A very loose take on the 1980 Troma offering, this flick takes family ties to the absolute limit as a gang of hoodlums attempt to rape, pillage and murder their way into their mother’s heart.

Essentially a home invasion movie, the film kicks off in pacy fashion as a trio of gun-toting good-for-nothings show up unannounced at a house, the occupants of which (Jaime King and Frank Grillo) are having a party in the basement.

Unfortunately for the present occupants, the house used to be the family home of these crims and, even worse, they still think it is.

What follows is an extended torture session as the gang try to plot their escape across the border and away from the law, taking their frustrations out on the imprisoned house guests as they go along.

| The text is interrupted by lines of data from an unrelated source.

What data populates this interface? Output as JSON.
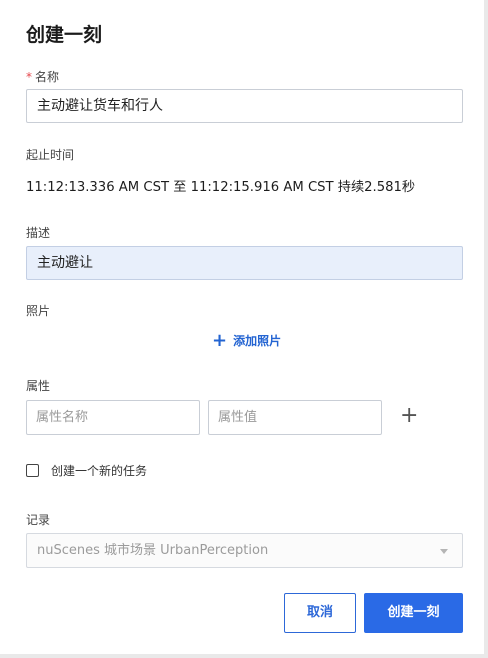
{
  "dialog": {
    "title": "创建一刻",
    "name_label": "名称",
    "required_mark": "*",
    "name_value": "主动避让货车和行人",
    "time_label": "起止时间",
    "time_value": "11:12:13.336 AM CST 至 11:12:15.916 AM CST 持续2.581秒",
    "desc_label": "描述",
    "desc_value": "主动避让",
    "photo_label": "照片",
    "add_photo": "添加照片",
    "attr_label": "属性",
    "attr_name_placeholder": "属性名称",
    "attr_value_placeholder": "属性值",
    "attr_add": "+",
    "new_task_label": "创建一个新的任务",
    "record_label": "记录",
    "record_value": "nuScenes 城市场景 UrbanPerception",
    "cancel": "取消",
    "submit": "创建一刻"
  },
  "colors": {
    "accent": "#2a6ae6",
    "required": "#e5484d",
    "filled_bg": "#e8effb"
  },
  "icons": {
    "add_photo": "plus-icon",
    "attr_add": "plus-icon",
    "select": "caret-down-icon"
  }
}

Arriving to oversee this carnage is mother herself, played with relish by Rebecca De Mornay.

Directed by Saw veteran Darren Lynn Bousman, Mother’s Day is a no-holds-barred, gruesome offering which will certainly please horror fans – at least in parts.

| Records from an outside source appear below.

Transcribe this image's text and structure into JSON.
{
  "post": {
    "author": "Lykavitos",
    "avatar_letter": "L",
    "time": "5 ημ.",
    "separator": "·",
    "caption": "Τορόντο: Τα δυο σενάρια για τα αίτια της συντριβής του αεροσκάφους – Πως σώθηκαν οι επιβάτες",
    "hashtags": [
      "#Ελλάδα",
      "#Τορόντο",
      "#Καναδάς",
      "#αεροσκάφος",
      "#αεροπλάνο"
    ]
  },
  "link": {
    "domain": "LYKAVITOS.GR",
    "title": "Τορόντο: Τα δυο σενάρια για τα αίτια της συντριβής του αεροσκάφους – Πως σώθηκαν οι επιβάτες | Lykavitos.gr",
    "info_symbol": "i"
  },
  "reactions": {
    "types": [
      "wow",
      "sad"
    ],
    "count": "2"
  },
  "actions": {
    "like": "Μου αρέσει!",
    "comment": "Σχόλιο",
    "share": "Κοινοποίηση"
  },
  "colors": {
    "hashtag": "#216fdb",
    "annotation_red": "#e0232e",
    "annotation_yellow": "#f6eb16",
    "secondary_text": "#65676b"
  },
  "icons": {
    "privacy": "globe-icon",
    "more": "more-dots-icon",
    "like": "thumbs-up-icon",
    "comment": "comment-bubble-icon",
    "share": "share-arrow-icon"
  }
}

We get multiple shootings, stabbings and other nastiness, including a wig being torn from someone’s scalp and another being set on fire.

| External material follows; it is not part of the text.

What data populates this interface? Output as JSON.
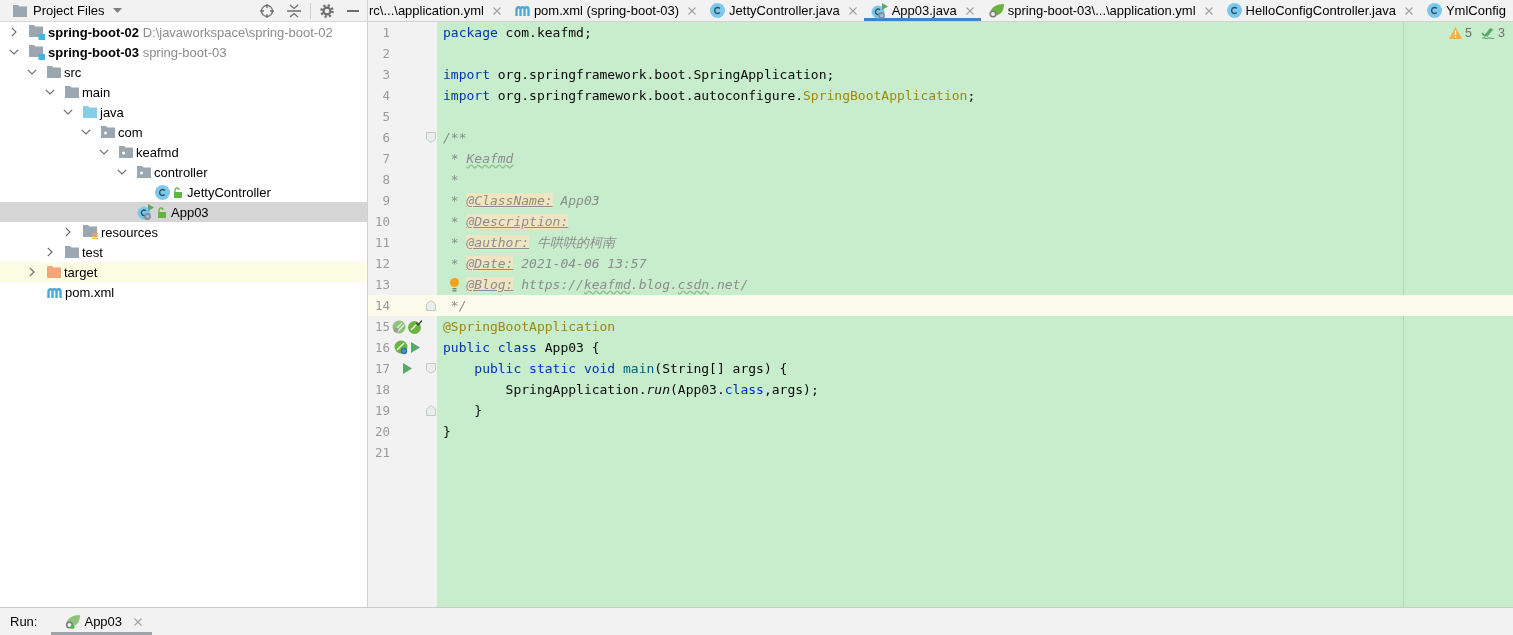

But the truth is that the whole thing is so one-paced that after a while it simply becomes tiring and, even worse, boring.

Hysterical screaming, shouting and some vicious retribution is fine in chunks but when that is the only real purpose of the film then you really are in trouble.

Another problem is that there really is no one to like in this piece – the hoods are predictably obnoxious but the prisoners are little better, leaving you with no one to root for.

And anyone who finds the miraculous ‘coming back to life’ trick so often used in horror flicks a pain should be prepared for an overload here as at least two of the ‘goodies’ are oh-so-obviously killed only to pop up alive at the climax – which certainly had me grinding my teeth.

Mother’s Day is watchable – the solid effects and the enjoyable performance of De Mornay ensure that – but it is certainly nothing to shout about.

About The Author

Simon Fitzjohn

Simon is a journalism tutor in London, who also just happens to be a movie fanatic, with a craving for the darker side of cinema. He has written two books, one on the horror films of director Bob Clark (2014) and the other on the history of the character Norman Bates (2015). His third book, on the work of British exploitation director Pete Walker, is due in 2017.